/---

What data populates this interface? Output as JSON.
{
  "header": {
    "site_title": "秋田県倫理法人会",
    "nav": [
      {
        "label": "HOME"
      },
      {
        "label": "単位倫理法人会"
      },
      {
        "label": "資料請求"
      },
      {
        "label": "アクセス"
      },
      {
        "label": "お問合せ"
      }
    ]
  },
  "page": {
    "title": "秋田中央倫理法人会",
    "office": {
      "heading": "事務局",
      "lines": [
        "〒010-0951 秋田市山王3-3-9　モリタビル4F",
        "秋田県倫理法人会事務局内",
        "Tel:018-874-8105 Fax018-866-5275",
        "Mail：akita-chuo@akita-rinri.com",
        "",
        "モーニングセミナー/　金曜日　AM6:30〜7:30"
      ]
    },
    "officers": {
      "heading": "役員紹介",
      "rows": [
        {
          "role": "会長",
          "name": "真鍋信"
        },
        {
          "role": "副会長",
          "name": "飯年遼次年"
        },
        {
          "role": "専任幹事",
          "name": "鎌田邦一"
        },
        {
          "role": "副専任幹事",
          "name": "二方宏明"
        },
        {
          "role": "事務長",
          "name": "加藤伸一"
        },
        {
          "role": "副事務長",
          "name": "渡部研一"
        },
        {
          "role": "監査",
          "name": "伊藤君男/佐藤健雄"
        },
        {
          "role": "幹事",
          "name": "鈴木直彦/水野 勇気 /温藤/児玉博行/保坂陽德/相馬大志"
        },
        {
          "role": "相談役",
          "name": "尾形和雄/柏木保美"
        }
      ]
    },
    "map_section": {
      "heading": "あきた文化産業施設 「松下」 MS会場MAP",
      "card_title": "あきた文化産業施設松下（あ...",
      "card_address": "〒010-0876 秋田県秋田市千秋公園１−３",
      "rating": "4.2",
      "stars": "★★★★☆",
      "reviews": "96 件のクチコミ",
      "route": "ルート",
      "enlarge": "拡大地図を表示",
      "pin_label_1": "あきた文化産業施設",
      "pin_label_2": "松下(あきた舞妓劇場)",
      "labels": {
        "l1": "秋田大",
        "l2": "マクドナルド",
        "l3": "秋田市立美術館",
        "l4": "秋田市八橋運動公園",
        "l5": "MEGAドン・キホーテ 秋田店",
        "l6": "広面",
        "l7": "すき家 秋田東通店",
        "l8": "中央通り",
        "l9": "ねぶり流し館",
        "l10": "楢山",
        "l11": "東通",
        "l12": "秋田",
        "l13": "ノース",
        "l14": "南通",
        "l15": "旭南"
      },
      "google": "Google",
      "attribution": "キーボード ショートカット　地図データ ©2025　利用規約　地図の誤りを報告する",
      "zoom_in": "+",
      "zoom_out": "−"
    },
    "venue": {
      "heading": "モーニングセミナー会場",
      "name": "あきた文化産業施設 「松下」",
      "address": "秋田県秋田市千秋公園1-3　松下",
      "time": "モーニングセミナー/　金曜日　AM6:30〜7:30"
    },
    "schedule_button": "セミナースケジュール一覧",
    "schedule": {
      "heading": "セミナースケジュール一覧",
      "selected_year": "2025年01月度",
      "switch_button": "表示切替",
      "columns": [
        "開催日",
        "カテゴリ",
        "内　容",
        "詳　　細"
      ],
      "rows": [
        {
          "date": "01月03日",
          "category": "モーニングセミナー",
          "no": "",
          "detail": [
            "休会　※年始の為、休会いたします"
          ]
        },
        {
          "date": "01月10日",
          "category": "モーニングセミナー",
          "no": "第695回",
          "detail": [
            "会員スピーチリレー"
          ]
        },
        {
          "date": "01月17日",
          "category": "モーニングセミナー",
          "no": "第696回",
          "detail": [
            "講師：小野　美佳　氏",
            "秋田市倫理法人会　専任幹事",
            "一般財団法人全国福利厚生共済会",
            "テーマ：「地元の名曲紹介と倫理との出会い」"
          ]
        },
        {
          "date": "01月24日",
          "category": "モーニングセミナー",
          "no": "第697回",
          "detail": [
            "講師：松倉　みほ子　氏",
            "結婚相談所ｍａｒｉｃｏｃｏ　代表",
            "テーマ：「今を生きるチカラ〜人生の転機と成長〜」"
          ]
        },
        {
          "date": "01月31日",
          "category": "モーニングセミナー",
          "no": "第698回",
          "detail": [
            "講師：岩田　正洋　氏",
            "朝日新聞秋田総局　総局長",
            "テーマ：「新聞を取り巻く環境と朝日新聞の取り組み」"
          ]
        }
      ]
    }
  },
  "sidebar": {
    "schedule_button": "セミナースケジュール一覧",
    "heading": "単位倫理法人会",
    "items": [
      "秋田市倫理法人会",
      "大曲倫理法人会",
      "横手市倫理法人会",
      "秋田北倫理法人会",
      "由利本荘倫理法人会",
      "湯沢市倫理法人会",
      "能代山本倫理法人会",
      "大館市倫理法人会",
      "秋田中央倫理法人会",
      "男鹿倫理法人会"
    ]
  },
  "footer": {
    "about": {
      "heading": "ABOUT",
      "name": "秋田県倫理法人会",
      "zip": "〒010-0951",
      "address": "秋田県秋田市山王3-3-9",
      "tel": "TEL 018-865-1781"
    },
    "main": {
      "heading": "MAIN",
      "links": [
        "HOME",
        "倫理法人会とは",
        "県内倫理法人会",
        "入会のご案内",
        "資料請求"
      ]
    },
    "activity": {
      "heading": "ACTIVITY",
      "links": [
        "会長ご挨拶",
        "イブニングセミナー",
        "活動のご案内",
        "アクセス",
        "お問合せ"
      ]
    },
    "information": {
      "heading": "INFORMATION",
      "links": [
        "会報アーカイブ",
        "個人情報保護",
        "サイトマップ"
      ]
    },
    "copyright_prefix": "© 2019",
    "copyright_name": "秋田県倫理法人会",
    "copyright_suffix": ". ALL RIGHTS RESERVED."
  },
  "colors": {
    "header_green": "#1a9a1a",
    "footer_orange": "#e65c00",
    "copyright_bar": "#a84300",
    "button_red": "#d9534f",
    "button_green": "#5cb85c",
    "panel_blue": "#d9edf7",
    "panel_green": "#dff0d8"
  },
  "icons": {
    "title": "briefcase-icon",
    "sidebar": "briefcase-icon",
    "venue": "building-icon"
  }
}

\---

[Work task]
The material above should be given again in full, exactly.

[Solved exercise]
What data populates this interface? Output as JSON.
{
  "header": {
    "site_title": "秋田県倫理法人会",
    "nav": [
      {
        "label": "HOME"
      },
      {
        "label": "単位倫理法人会"
      },
      {
        "label": "資料請求"
      },
      {
        "label": "アクセス"
      },
      {
        "label": "お問合せ"
      }
    ]
  },
  "page": {
    "title": "秋田中央倫理法人会",
    "office": {
      "heading": "事務局",
      "lines": [
        "〒010-0951 秋田市山王3-3-9　モリタビル4F",
        "秋田県倫理法人会事務局内",
        "Tel:018-874-8105 Fax018-866-5275",
        "Mail：akita-chuo@akita-rinri.com",
        "",
        "モーニングセミナー/　金曜日　AM6:30〜7:30"
      ]
    },
    "officers": {
      "heading": "役員紹介",
      "rows": [
        {
          "role": "会長",
          "name": "真鍋信"
        },
        {
          "role": "副会長",
          "name": "飯年遼次年"
        },
        {
          "role": "専任幹事",
          "name": "鎌田邦一"
        },
        {
          "role": "副専任幹事",
          "name": "二方宏明"
        },
        {
          "role": "事務長",
          "name": "加藤伸一"
        },
        {
          "role": "副事務長",
          "name": "渡部研一"
        },
        {
          "role": "監査",
          "name": "伊藤君男/佐藤健雄"
        },
        {
          "role": "幹事",
          "name": "鈴木直彦/水野 勇気 /温藤/児玉博行/保坂陽德/相馬大志"
        },
        {
          "role": "相談役",
          "name": "尾形和雄/柏木保美"
        }
      ]
    },
    "map_section": {
      "heading": "あきた文化産業施設 「松下」 MS会場MAP",
      "card_title": "あきた文化産業施設松下（あ...",
      "card_address": "〒010-0876 秋田県秋田市千秋公園１−３",
      "rating": "4.2",
      "stars": "★★★★☆",
      "reviews": "96 件のクチコミ",
      "route": "ルート",
      "enlarge": "拡大地図を表示",
      "pin_label_1": "あきた文化産業施設",
      "pin_label_2": "松下(あきた舞妓劇場)",
      "labels": {
        "l1": "秋田大",
        "l2": "マクドナルド",
        "l3": "秋田市立美術館",
        "l4": "秋田市八橋運動公園",
        "l5": "MEGAドン・キホーテ 秋田店",
        "l6": "広面",
        "l7": "すき家 秋田東通店",
        "l8": "中央通り",
        "l9": "ねぶり流し館",
        "l10": "楢山",
        "l11": "東通",
        "l12": "秋田",
        "l13": "ノース",
        "l14": "南通",
        "l15": "旭南"
      },
      "google": "Google",
      "attribution": "キーボード ショートカット　地図データ ©2025　利用規約　地図の誤りを報告する",
      "zoom_in": "+",
      "zoom_out": "−"
    },
    "venue": {
      "heading": "モーニングセミナー会場",
      "name": "あきた文化産業施設 「松下」",
      "address": "秋田県秋田市千秋公園1-3　松下",
      "time": "モーニングセミナー/　金曜日　AM6:30〜7:30"
    },
    "schedule_button": "セミナースケジュール一覧",
    "schedule": {
      "heading": "セミナースケジュール一覧",
      "selected_year": "2025年01月度",
      "switch_button": "表示切替",
      "columns": [
        "開催日",
        "カテゴリ",
        "内　容",
        "詳　　細"
      ],
      "rows": [
        {
          "date": "01月03日",
          "category": "モーニングセミナー",
          "no": "",
          "detail": [
            "休会　※年始の為、休会いたします"
          ]
        },
        {
          "date": "01月10日",
          "category": "モーニングセミナー",
          "no": "第695回",
          "detail": [
            "会員スピーチリレー"
          ]
        },
        {
          "date": "01月17日",
          "category": "モーニングセミナー",
          "no": "第696回",
          "detail": [
            "講師：小野　美佳　氏",
            "秋田市倫理法人会　専任幹事",
            "一般財団法人全国福利厚生共済会",
            "テーマ：「地元の名曲紹介と倫理との出会い」"
          ]
        },
        {
          "date": "01月24日",
          "category": "モーニングセミナー",
          "no": "第697回",
          "detail": [
            "講師：松倉　みほ子　氏",
            "結婚相談所ｍａｒｉｃｏｃｏ　代表",
            "テーマ：「今を生きるチカラ〜人生の転機と成長〜」"
          ]
        },
        {
          "date": "01月31日",
          "category": "モーニングセミナー",
          "no": "第698回",
          "detail": [
            "講師：岩田　正洋　氏",
            "朝日新聞秋田総局　総局長",
            "テーマ：「新聞を取り巻く環境と朝日新聞の取り組み」"
          ]
        }
      ]
    }
  },
  "sidebar": {
    "schedule_button": "セミナースケジュール一覧",
    "heading": "単位倫理法人会",
    "items": [
      "秋田市倫理法人会",
      "大曲倫理法人会",
      "横手市倫理法人会",
      "秋田北倫理法人会",
      "由利本荘倫理法人会",
      "湯沢市倫理法人会",
      "能代山本倫理法人会",
      "大館市倫理法人会",
      "秋田中央倫理法人会",
      "男鹿倫理法人会"
    ]
  },
  "footer": {
    "about": {
      "heading": "ABOUT",
      "name": "秋田県倫理法人会",
      "zip": "〒010-0951",
      "address": "秋田県秋田市山王3-3-9",
      "tel": "TEL 018-865-1781"
    },
    "main": {
      "heading": "MAIN",
      "links": [
        "HOME",
        "倫理法人会とは",
        "県内倫理法人会",
        "入会のご案内",
        "資料請求"
      ]
    },
    "activity": {
      "heading": "ACTIVITY",
      "links": [
        "会長ご挨拶",
        "イブニングセミナー",
        "活動のご案内",
        "アクセス",
        "お問合せ"
      ]
    },
    "information": {
      "heading": "INFORMATION",
      "links": [
        "会報アーカイブ",
        "個人情報保護",
        "サイトマップ"
      ]
    },
    "copyright_prefix": "© 2019",
    "copyright_name": "秋田県倫理法人会",
    "copyright_suffix": ". ALL RIGHTS RESERVED."
  },
  "colors": {
    "header_green": "#1a9a1a",
    "footer_orange": "#e65c00",
    "copyright_bar": "#a84300",
    "button_red": "#d9534f",
    "button_green": "#5cb85c",
    "panel_blue": "#d9edf7",
    "panel_green": "#dff0d8"
  },
  "icons": {
    "title": "briefcase-icon",
    "sidebar": "briefcase-icon",
    "venue": "building-icon"
  }
}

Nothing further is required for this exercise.